Directions: Once the pictures are removed, output the remaining entries exactly as given.

Records for this task:

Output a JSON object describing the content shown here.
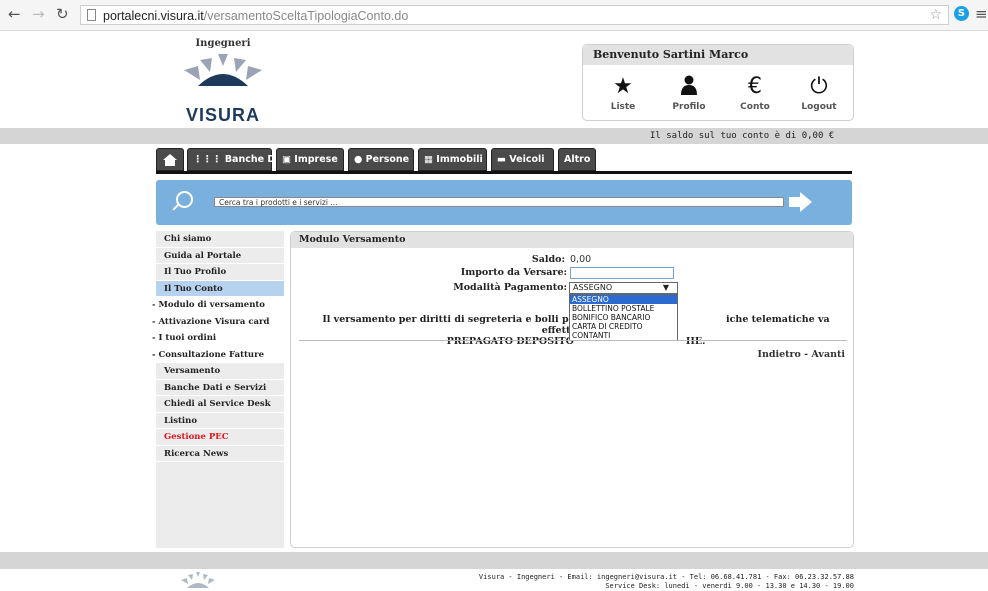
{
  "browser": {
    "url_host": "portalecni.visura.it",
    "url_path": "/versamentoSceltaTipologiaConto.do"
  },
  "header": {
    "logo_top": "Ingegneri",
    "logo_brand": "VISURA",
    "welcome": "Benvenuto Sartini Marco",
    "user_menu": [
      "Liste",
      "Profilo",
      "Conto",
      "Logout"
    ],
    "saldo_text": "Il saldo sul tuo conto è di 0,00 €"
  },
  "tabs": [
    "Banche Dati",
    "Imprese",
    "Persone",
    "Immobili",
    "Veicoli",
    "Altro"
  ],
  "search": {
    "placeholder": "Cerca tra i prodotti e i servizi ..."
  },
  "sidebar": {
    "items": [
      {
        "label": "Chi siamo"
      },
      {
        "label": "Guida al Portale"
      },
      {
        "label": "Il Tuo Profilo"
      },
      {
        "label": "Il Tuo Conto"
      },
      {
        "label": "- Modulo di versamento"
      },
      {
        "label": "- Attivazione Visura card"
      },
      {
        "label": "- I tuoi ordini"
      },
      {
        "label": "- Consultazione Fatture"
      },
      {
        "label": "Versamento"
      },
      {
        "label": "Banche Dati e Servizi"
      },
      {
        "label": "Chiedi al Service Desk"
      },
      {
        "label": "Listino"
      },
      {
        "label": "Gestione PEC"
      },
      {
        "label": "Ricerca News"
      }
    ]
  },
  "panel": {
    "title": "Modulo Versamento",
    "saldo_label": "Saldo:",
    "saldo_value": "0,00",
    "importo_label": "Importo da Versare:",
    "modalita_label": "Modalità Pagamento:",
    "selected": "ASSEGNO",
    "options": [
      "ASSEGNO",
      "BOLLETTINO POSTALE",
      "BONIFICO BANCARIO",
      "CARTA DI CREDITO",
      "CONTANTI"
    ],
    "note_line1_a": "Il versamento per diritti di segreteria e bolli per la pro",
    "note_line1_b": "iche telematiche va effettuato da",
    "note_line2_a": "PREPAGATO DEPOSITO",
    "note_line2_b": "HE.",
    "nav_links": "Indietro - Avanti"
  },
  "footer": {
    "line1": "Visura - Ingegneri - Email: ingegneri@visura.it - Tel: 06.68.41.781 - Fax: 06.23.32.57.88",
    "line2": "Service Desk: lunedì - venerdì 9.00 - 13.30 e 14.30 - 19.00"
  }
}
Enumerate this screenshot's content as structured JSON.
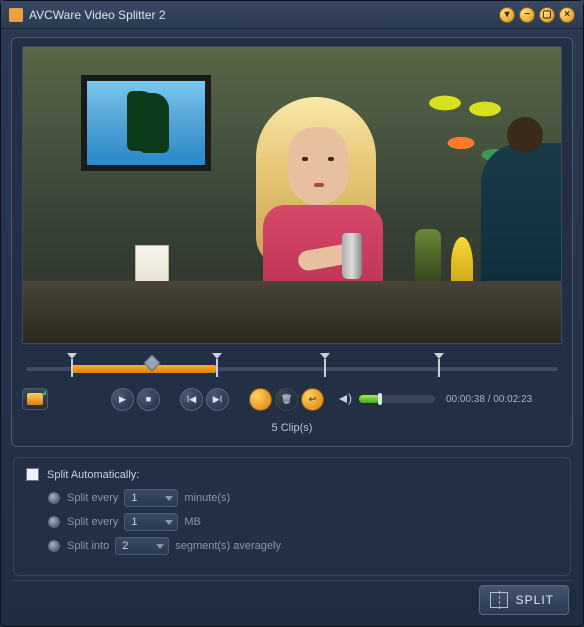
{
  "titlebar": {
    "title": "AVCWare Video Splitter 2"
  },
  "timeline": {
    "range_start_pct": 9,
    "range_end_pct": 36,
    "playhead_pct": 24,
    "markers_pct": [
      9,
      36,
      56,
      77
    ]
  },
  "controls": {
    "volume_pct": 28,
    "time_current": "00:00:38",
    "time_total": "00:02:23"
  },
  "clips": {
    "count_label": "5 Clip(s)"
  },
  "autosplit": {
    "checkbox_label": "Split Automatically:",
    "opt_minutes_prefix": "Split every",
    "opt_minutes_value": "1",
    "opt_minutes_suffix": "minute(s)",
    "opt_mb_prefix": "Split every",
    "opt_mb_value": "1",
    "opt_mb_suffix": "MB",
    "opt_seg_prefix": "Split into",
    "opt_seg_value": "2",
    "opt_seg_suffix": "segment(s) averagely"
  },
  "split_button": {
    "label": "SPLIT"
  }
}
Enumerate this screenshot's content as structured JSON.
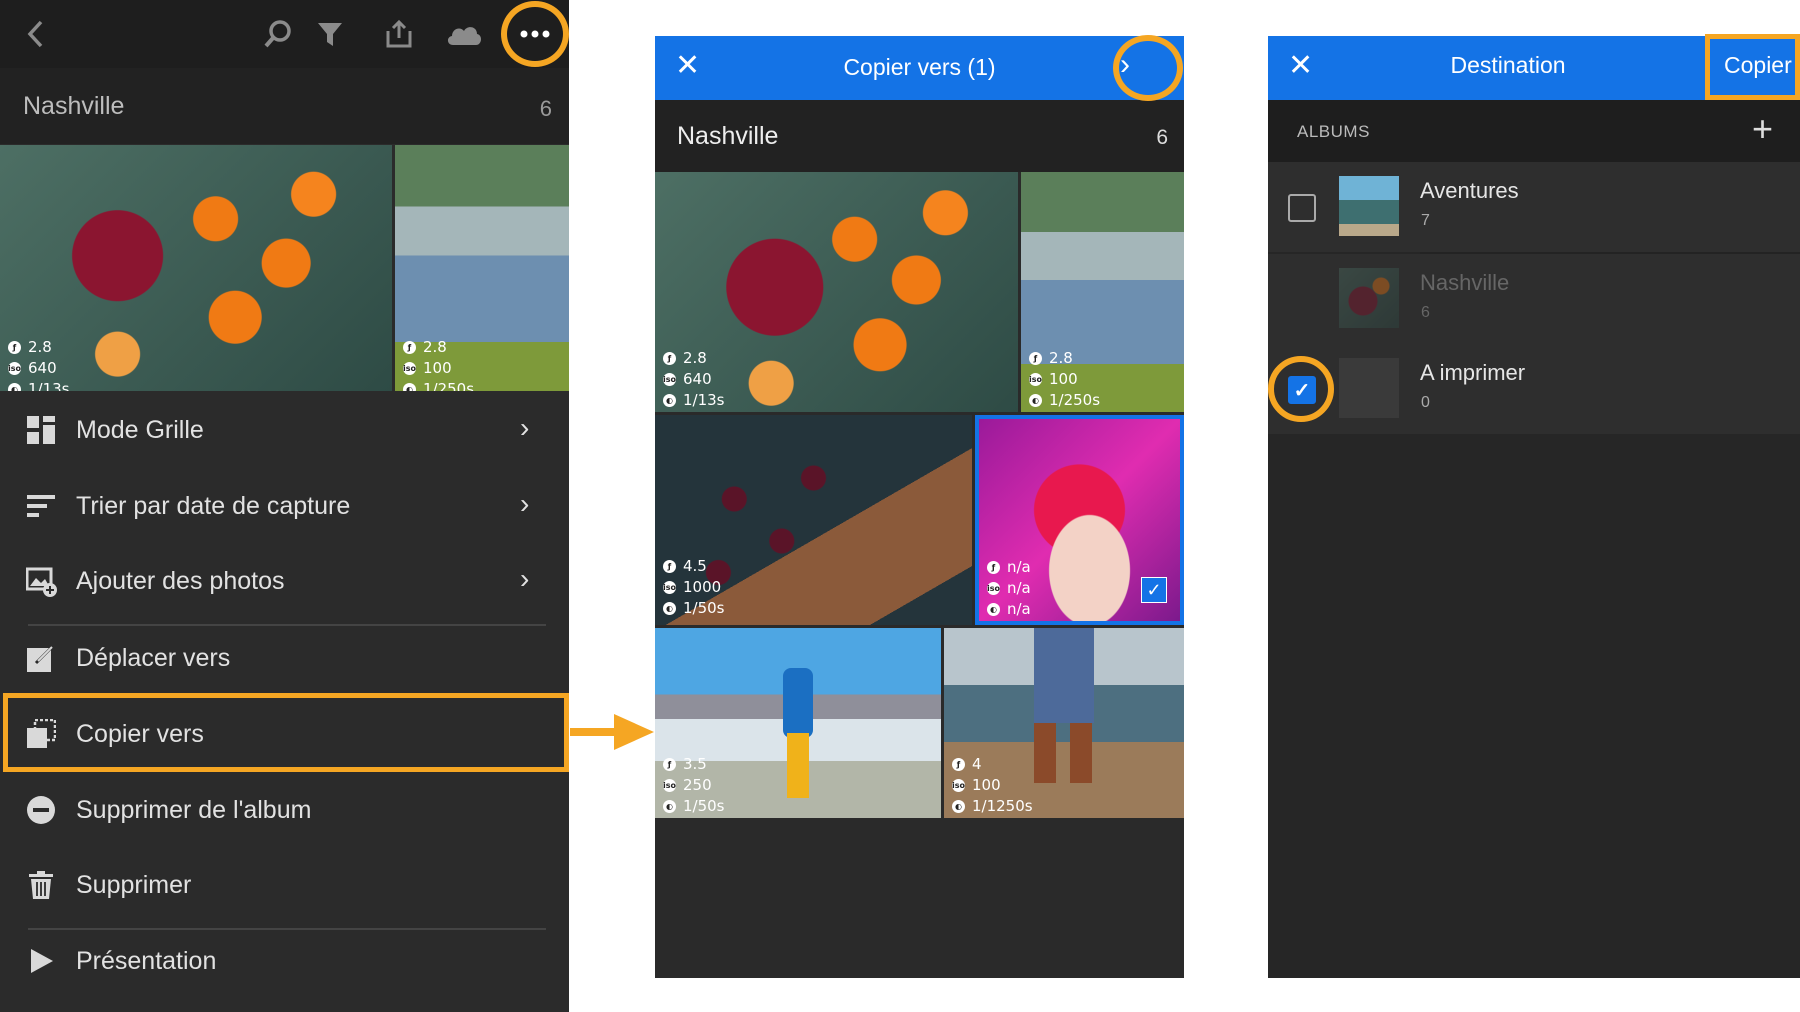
{
  "colors": {
    "accent": "#f5a623",
    "header_blue": "#1473e6",
    "dark_bg": "#2b2b2b"
  },
  "panel1": {
    "toolbar_icons": [
      "back-icon",
      "search-icon",
      "filter-icon",
      "share-icon",
      "cloud-icon",
      "more-icon"
    ],
    "album": {
      "title": "Nashville",
      "count": "6"
    },
    "photos": [
      {
        "aperture": "2.8",
        "iso": "640",
        "shutter": "1/13s"
      },
      {
        "aperture": "2.8",
        "iso": "100",
        "shutter": "1/250s"
      }
    ],
    "menu": [
      {
        "label": "Mode Grille",
        "icon": "grid-icon",
        "chevron": true
      },
      {
        "label": "Trier par date de capture",
        "icon": "sort-icon",
        "chevron": true
      },
      {
        "label": "Ajouter des photos",
        "icon": "add-photo-icon",
        "chevron": true
      },
      {
        "label": "Déplacer vers",
        "icon": "move-icon",
        "chevron": false
      },
      {
        "label": "Copier vers",
        "icon": "copy-icon",
        "chevron": false
      },
      {
        "label": "Supprimer de l'album",
        "icon": "minus-circle-icon",
        "chevron": false
      },
      {
        "label": "Supprimer",
        "icon": "trash-icon",
        "chevron": false
      },
      {
        "label": "Présentation",
        "icon": "play-icon",
        "chevron": false
      }
    ]
  },
  "panel2": {
    "header": {
      "title": "Copier vers (1)"
    },
    "album": {
      "title": "Nashville",
      "count": "6"
    },
    "photos": [
      {
        "aperture": "2.8",
        "iso": "640",
        "shutter": "1/13s"
      },
      {
        "aperture": "2.8",
        "iso": "100",
        "shutter": "1/250s"
      },
      {
        "aperture": "4.5",
        "iso": "1000",
        "shutter": "1/50s"
      },
      {
        "aperture": "n/a",
        "iso": "n/a",
        "shutter": "n/a",
        "selected": true
      },
      {
        "aperture": "3.5",
        "iso": "250",
        "shutter": "1/50s"
      },
      {
        "aperture": "4",
        "iso": "100",
        "shutter": "1/1250s"
      }
    ]
  },
  "panel3": {
    "header": {
      "title": "Destination",
      "action": "Copier"
    },
    "section_label": "ALBUMS",
    "albums": [
      {
        "name": "Aventures",
        "count": "7",
        "checked": false,
        "disabled": false
      },
      {
        "name": "Nashville",
        "count": "6",
        "checked": false,
        "disabled": true
      },
      {
        "name": "A imprimer",
        "count": "0",
        "checked": true,
        "disabled": false
      }
    ]
  }
}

Result below:
Output a JSON object describing the content shown here.
{
  "browser": {
    "url_host": "portalecni.visura.it",
    "url_path": "/versamentoSceltaTipologiaConto.do"
  },
  "header": {
    "logo_top": "Ingegneri",
    "logo_brand": "VISURA",
    "welcome": "Benvenuto Sartini Marco",
    "user_menu": [
      "Liste",
      "Profilo",
      "Conto",
      "Logout"
    ],
    "saldo_text": "Il saldo sul tuo conto è di 0,00 €"
  },
  "tabs": [
    "Banche Dati",
    "Imprese",
    "Persone",
    "Immobili",
    "Veicoli",
    "Altro"
  ],
  "search": {
    "placeholder": "Cerca tra i prodotti e i servizi ..."
  },
  "sidebar": {
    "items": [
      {
        "label": "Chi siamo"
      },
      {
        "label": "Guida al Portale"
      },
      {
        "label": "Il Tuo Profilo"
      },
      {
        "label": "Il Tuo Conto"
      },
      {
        "label": "- Modulo di versamento"
      },
      {
        "label": "- Attivazione Visura card"
      },
      {
        "label": "- I tuoi ordini"
      },
      {
        "label": "- Consultazione Fatture"
      },
      {
        "label": "Versamento"
      },
      {
        "label": "Banche Dati e Servizi"
      },
      {
        "label": "Chiedi al Service Desk"
      },
      {
        "label": "Listino"
      },
      {
        "label": "Gestione PEC"
      },
      {
        "label": "Ricerca News"
      }
    ]
  },
  "panel": {
    "title": "Modulo Versamento",
    "saldo_label": "Saldo:",
    "saldo_value": "0,00",
    "importo_label": "Importo da Versare:",
    "modalita_label": "Modalità Pagamento:",
    "selected": "ASSEGNO",
    "options": [
      "ASSEGNO",
      "BOLLETTINO POSTALE",
      "BONIFICO BANCARIO",
      "CARTA DI CREDITO",
      "CONTANTI"
    ],
    "note_line1_a": "Il versamento per diritti di segreteria e bolli per la pro",
    "note_line1_b": "iche telematiche va effettuato da",
    "note_line2_a": "PREPAGATO DEPOSITO",
    "note_line2_b": "HE.",
    "nav_links": "Indietro - Avanti"
  },
  "footer": {
    "line1": "Visura - Ingegneri - Email: ingegneri@visura.it - Tel: 06.68.41.781 - Fax: 06.23.32.57.88",
    "line2": "Service Desk: lunedì - venerdì 9.00 - 13.30 e 14.30 - 19.00"
  }
}
Enumerate this screenshot's content as structured JSON.
{
  "titlebar": {
    "title": "AVCWare Video Splitter 2"
  },
  "timeline": {
    "range_start_pct": 9,
    "range_end_pct": 36,
    "playhead_pct": 24,
    "markers_pct": [
      9,
      36,
      56,
      77
    ]
  },
  "controls": {
    "volume_pct": 28,
    "time_current": "00:00:38",
    "time_total": "00:02:23"
  },
  "clips": {
    "count_label": "5 Clip(s)"
  },
  "autosplit": {
    "checkbox_label": "Split Automatically:",
    "opt_minutes_prefix": "Split every",
    "opt_minutes_value": "1",
    "opt_minutes_suffix": "minute(s)",
    "opt_mb_prefix": "Split every",
    "opt_mb_value": "1",
    "opt_mb_suffix": "MB",
    "opt_seg_prefix": "Split into",
    "opt_seg_value": "2",
    "opt_seg_suffix": "segment(s) averagely"
  },
  "split_button": {
    "label": "SPLIT"
  }
}
Enumerate this screenshot's content as structured JSON.
{
  "colors": {
    "accent": "#f5a623",
    "header_blue": "#1473e6",
    "dark_bg": "#2b2b2b"
  },
  "panel1": {
    "toolbar_icons": [
      "back-icon",
      "search-icon",
      "filter-icon",
      "share-icon",
      "cloud-icon",
      "more-icon"
    ],
    "album": {
      "title": "Nashville",
      "count": "6"
    },
    "photos": [
      {
        "aperture": "2.8",
        "iso": "640",
        "shutter": "1/13s"
      },
      {
        "aperture": "2.8",
        "iso": "100",
        "shutter": "1/250s"
      }
    ],
    "menu": [
      {
        "label": "Mode Grille",
        "icon": "grid-icon",
        "chevron": true
      },
      {
        "label": "Trier par date de capture",
        "icon": "sort-icon",
        "chevron": true
      },
      {
        "label": "Ajouter des photos",
        "icon": "add-photo-icon",
        "chevron": true
      },
      {
        "label": "Déplacer vers",
        "icon": "move-icon",
        "chevron": false
      },
      {
        "label": "Copier vers",
        "icon": "copy-icon",
        "chevron": false
      },
      {
        "label": "Supprimer de l'album",
        "icon": "minus-circle-icon",
        "chevron": false
      },
      {
        "label": "Supprimer",
        "icon": "trash-icon",
        "chevron": false
      },
      {
        "label": "Présentation",
        "icon": "play-icon",
        "chevron": false
      }
    ]
  },
  "panel2": {
    "header": {
      "title": "Copier vers (1)"
    },
    "album": {
      "title": "Nashville",
      "count": "6"
    },
    "photos": [
      {
        "aperture": "2.8",
        "iso": "640",
        "shutter": "1/13s"
      },
      {
        "aperture": "2.8",
        "iso": "100",
        "shutter": "1/250s"
      },
      {
        "aperture": "4.5",
        "iso": "1000",
        "shutter": "1/50s"
      },
      {
        "aperture": "n/a",
        "iso": "n/a",
        "shutter": "n/a",
        "selected": true
      },
      {
        "aperture": "3.5",
        "iso": "250",
        "shutter": "1/50s"
      },
      {
        "aperture": "4",
        "iso": "100",
        "shutter": "1/1250s"
      }
    ]
  },
  "panel3": {
    "header": {
      "title": "Destination",
      "action": "Copier"
    },
    "section_label": "ALBUMS",
    "albums": [
      {
        "name": "Aventures",
        "count": "7",
        "checked": false,
        "disabled": false
      },
      {
        "name": "Nashville",
        "count": "6",
        "checked": false,
        "disabled": true
      },
      {
        "name": "A imprimer",
        "count": "0",
        "checked": true,
        "disabled": false
      }
    ]
  }
}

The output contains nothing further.